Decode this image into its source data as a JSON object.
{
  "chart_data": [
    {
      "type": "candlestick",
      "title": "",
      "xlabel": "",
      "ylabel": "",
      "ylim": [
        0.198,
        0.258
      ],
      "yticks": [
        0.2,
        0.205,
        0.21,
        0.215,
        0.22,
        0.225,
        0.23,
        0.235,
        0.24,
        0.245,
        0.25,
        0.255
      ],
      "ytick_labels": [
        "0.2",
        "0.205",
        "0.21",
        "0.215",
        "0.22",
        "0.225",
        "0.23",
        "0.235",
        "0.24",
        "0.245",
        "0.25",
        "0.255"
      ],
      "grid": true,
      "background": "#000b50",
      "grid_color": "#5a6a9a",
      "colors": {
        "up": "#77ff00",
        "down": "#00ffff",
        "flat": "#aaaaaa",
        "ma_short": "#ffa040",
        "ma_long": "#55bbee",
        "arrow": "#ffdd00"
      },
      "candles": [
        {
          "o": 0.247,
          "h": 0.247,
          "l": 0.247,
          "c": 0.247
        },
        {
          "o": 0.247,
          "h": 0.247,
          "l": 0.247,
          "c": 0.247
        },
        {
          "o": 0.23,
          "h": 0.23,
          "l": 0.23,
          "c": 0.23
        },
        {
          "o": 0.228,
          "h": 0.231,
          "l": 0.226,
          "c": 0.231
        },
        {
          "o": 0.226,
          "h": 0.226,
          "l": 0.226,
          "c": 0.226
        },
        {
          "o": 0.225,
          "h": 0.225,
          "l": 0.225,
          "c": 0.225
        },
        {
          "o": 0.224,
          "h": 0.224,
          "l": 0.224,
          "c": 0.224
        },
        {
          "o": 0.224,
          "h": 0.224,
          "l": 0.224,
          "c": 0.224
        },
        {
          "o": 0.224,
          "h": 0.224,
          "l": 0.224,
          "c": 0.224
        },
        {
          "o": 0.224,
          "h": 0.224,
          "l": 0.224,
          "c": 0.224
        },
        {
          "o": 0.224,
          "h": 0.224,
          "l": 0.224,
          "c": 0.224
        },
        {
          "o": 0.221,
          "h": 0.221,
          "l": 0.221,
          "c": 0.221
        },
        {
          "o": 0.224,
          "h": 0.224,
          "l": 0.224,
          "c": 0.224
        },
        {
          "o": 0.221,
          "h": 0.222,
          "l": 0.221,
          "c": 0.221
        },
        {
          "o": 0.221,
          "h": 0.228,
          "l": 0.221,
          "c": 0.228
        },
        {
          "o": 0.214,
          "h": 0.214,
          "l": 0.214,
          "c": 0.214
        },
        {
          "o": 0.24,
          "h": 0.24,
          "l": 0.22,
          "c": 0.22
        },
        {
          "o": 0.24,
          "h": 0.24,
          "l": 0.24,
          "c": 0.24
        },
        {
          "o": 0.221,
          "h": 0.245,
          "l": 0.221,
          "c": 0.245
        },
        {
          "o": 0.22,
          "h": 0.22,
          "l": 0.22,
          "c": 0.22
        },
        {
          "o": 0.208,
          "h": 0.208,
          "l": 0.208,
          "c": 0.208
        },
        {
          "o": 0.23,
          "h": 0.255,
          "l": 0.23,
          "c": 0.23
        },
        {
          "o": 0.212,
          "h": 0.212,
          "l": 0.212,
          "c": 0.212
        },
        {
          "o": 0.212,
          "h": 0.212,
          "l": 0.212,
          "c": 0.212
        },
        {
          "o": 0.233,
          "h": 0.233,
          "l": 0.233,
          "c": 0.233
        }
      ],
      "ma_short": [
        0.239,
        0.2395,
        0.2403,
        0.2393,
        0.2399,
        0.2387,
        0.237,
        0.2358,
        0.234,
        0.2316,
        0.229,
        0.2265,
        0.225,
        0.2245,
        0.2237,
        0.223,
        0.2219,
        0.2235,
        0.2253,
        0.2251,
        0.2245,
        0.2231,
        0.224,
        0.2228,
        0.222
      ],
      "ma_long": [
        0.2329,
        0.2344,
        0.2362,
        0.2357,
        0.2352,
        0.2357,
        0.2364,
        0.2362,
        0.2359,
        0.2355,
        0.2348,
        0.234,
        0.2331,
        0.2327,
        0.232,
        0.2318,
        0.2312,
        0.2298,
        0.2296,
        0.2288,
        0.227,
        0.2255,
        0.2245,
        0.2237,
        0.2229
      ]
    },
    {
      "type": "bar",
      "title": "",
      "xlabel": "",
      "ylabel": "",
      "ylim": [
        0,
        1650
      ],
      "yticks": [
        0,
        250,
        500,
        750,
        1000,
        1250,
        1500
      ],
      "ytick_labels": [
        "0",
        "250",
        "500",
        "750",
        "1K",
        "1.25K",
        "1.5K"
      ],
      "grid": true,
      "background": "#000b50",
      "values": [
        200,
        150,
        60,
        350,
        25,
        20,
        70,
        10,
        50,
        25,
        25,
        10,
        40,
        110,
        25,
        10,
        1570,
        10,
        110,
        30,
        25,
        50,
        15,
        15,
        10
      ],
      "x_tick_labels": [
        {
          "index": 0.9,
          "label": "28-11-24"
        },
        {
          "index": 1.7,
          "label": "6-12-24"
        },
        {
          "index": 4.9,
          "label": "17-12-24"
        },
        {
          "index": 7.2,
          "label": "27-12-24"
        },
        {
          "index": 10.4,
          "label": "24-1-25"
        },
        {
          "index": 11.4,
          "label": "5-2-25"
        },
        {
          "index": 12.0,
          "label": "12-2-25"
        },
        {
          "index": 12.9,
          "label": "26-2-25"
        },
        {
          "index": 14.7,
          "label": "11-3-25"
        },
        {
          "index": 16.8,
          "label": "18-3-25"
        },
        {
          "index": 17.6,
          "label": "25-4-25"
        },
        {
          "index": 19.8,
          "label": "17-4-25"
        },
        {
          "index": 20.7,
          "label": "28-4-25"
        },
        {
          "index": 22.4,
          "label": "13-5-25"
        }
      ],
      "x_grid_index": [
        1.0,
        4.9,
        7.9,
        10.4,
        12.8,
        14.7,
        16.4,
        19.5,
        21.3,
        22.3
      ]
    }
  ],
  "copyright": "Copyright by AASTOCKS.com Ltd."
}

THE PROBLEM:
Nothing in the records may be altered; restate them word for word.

TASK OUTPUT:
Decode this image into its source data as a JSON object.
{
  "chart_data": [
    {
      "type": "candlestick",
      "title": "",
      "xlabel": "",
      "ylabel": "",
      "ylim": [
        0.198,
        0.258
      ],
      "yticks": [
        0.2,
        0.205,
        0.21,
        0.215,
        0.22,
        0.225,
        0.23,
        0.235,
        0.24,
        0.245,
        0.25,
        0.255
      ],
      "ytick_labels": [
        "0.2",
        "0.205",
        "0.21",
        "0.215",
        "0.22",
        "0.225",
        "0.23",
        "0.235",
        "0.24",
        "0.245",
        "0.25",
        "0.255"
      ],
      "grid": true,
      "background": "#000b50",
      "grid_color": "#5a6a9a",
      "colors": {
        "up": "#77ff00",
        "down": "#00ffff",
        "flat": "#aaaaaa",
        "ma_short": "#ffa040",
        "ma_long": "#55bbee",
        "arrow": "#ffdd00"
      },
      "candles": [
        {
          "o": 0.247,
          "h": 0.247,
          "l": 0.247,
          "c": 0.247
        },
        {
          "o": 0.247,
          "h": 0.247,
          "l": 0.247,
          "c": 0.247
        },
        {
          "o": 0.23,
          "h": 0.23,
          "l": 0.23,
          "c": 0.23
        },
        {
          "o": 0.228,
          "h": 0.231,
          "l": 0.226,
          "c": 0.231
        },
        {
          "o": 0.226,
          "h": 0.226,
          "l": 0.226,
          "c": 0.226
        },
        {
          "o": 0.225,
          "h": 0.225,
          "l": 0.225,
          "c": 0.225
        },
        {
          "o": 0.224,
          "h": 0.224,
          "l": 0.224,
          "c": 0.224
        },
        {
          "o": 0.224,
          "h": 0.224,
          "l": 0.224,
          "c": 0.224
        },
        {
          "o": 0.224,
          "h": 0.224,
          "l": 0.224,
          "c": 0.224
        },
        {
          "o": 0.224,
          "h": 0.224,
          "l": 0.224,
          "c": 0.224
        },
        {
          "o": 0.224,
          "h": 0.224,
          "l": 0.224,
          "c": 0.224
        },
        {
          "o": 0.221,
          "h": 0.221,
          "l": 0.221,
          "c": 0.221
        },
        {
          "o": 0.224,
          "h": 0.224,
          "l": 0.224,
          "c": 0.224
        },
        {
          "o": 0.221,
          "h": 0.222,
          "l": 0.221,
          "c": 0.221
        },
        {
          "o": 0.221,
          "h": 0.228,
          "l": 0.221,
          "c": 0.228
        },
        {
          "o": 0.214,
          "h": 0.214,
          "l": 0.214,
          "c": 0.214
        },
        {
          "o": 0.24,
          "h": 0.24,
          "l": 0.22,
          "c": 0.22
        },
        {
          "o": 0.24,
          "h": 0.24,
          "l": 0.24,
          "c": 0.24
        },
        {
          "o": 0.221,
          "h": 0.245,
          "l": 0.221,
          "c": 0.245
        },
        {
          "o": 0.22,
          "h": 0.22,
          "l": 0.22,
          "c": 0.22
        },
        {
          "o": 0.208,
          "h": 0.208,
          "l": 0.208,
          "c": 0.208
        },
        {
          "o": 0.23,
          "h": 0.255,
          "l": 0.23,
          "c": 0.23
        },
        {
          "o": 0.212,
          "h": 0.212,
          "l": 0.212,
          "c": 0.212
        },
        {
          "o": 0.212,
          "h": 0.212,
          "l": 0.212,
          "c": 0.212
        },
        {
          "o": 0.233,
          "h": 0.233,
          "l": 0.233,
          "c": 0.233
        }
      ],
      "ma_short": [
        0.239,
        0.2395,
        0.2403,
        0.2393,
        0.2399,
        0.2387,
        0.237,
        0.2358,
        0.234,
        0.2316,
        0.229,
        0.2265,
        0.225,
        0.2245,
        0.2237,
        0.223,
        0.2219,
        0.2235,
        0.2253,
        0.2251,
        0.2245,
        0.2231,
        0.224,
        0.2228,
        0.222
      ],
      "ma_long": [
        0.2329,
        0.2344,
        0.2362,
        0.2357,
        0.2352,
        0.2357,
        0.2364,
        0.2362,
        0.2359,
        0.2355,
        0.2348,
        0.234,
        0.2331,
        0.2327,
        0.232,
        0.2318,
        0.2312,
        0.2298,
        0.2296,
        0.2288,
        0.227,
        0.2255,
        0.2245,
        0.2237,
        0.2229
      ]
    },
    {
      "type": "bar",
      "title": "",
      "xlabel": "",
      "ylabel": "",
      "ylim": [
        0,
        1650
      ],
      "yticks": [
        0,
        250,
        500,
        750,
        1000,
        1250,
        1500
      ],
      "ytick_labels": [
        "0",
        "250",
        "500",
        "750",
        "1K",
        "1.25K",
        "1.5K"
      ],
      "grid": true,
      "background": "#000b50",
      "values": [
        200,
        150,
        60,
        350,
        25,
        20,
        70,
        10,
        50,
        25,
        25,
        10,
        40,
        110,
        25,
        10,
        1570,
        10,
        110,
        30,
        25,
        50,
        15,
        15,
        10
      ],
      "x_tick_labels": [
        {
          "index": 0.9,
          "label": "28-11-24"
        },
        {
          "index": 1.7,
          "label": "6-12-24"
        },
        {
          "index": 4.9,
          "label": "17-12-24"
        },
        {
          "index": 7.2,
          "label": "27-12-24"
        },
        {
          "index": 10.4,
          "label": "24-1-25"
        },
        {
          "index": 11.4,
          "label": "5-2-25"
        },
        {
          "index": 12.0,
          "label": "12-2-25"
        },
        {
          "index": 12.9,
          "label": "26-2-25"
        },
        {
          "index": 14.7,
          "label": "11-3-25"
        },
        {
          "index": 16.8,
          "label": "18-3-25"
        },
        {
          "index": 17.6,
          "label": "25-4-25"
        },
        {
          "index": 19.8,
          "label": "17-4-25"
        },
        {
          "index": 20.7,
          "label": "28-4-25"
        },
        {
          "index": 22.4,
          "label": "13-5-25"
        }
      ],
      "x_grid_index": [
        1.0,
        4.9,
        7.9,
        10.4,
        12.8,
        14.7,
        16.4,
        19.5,
        21.3,
        22.3
      ]
    }
  ],
  "copyright": "Copyright by AASTOCKS.com Ltd."
}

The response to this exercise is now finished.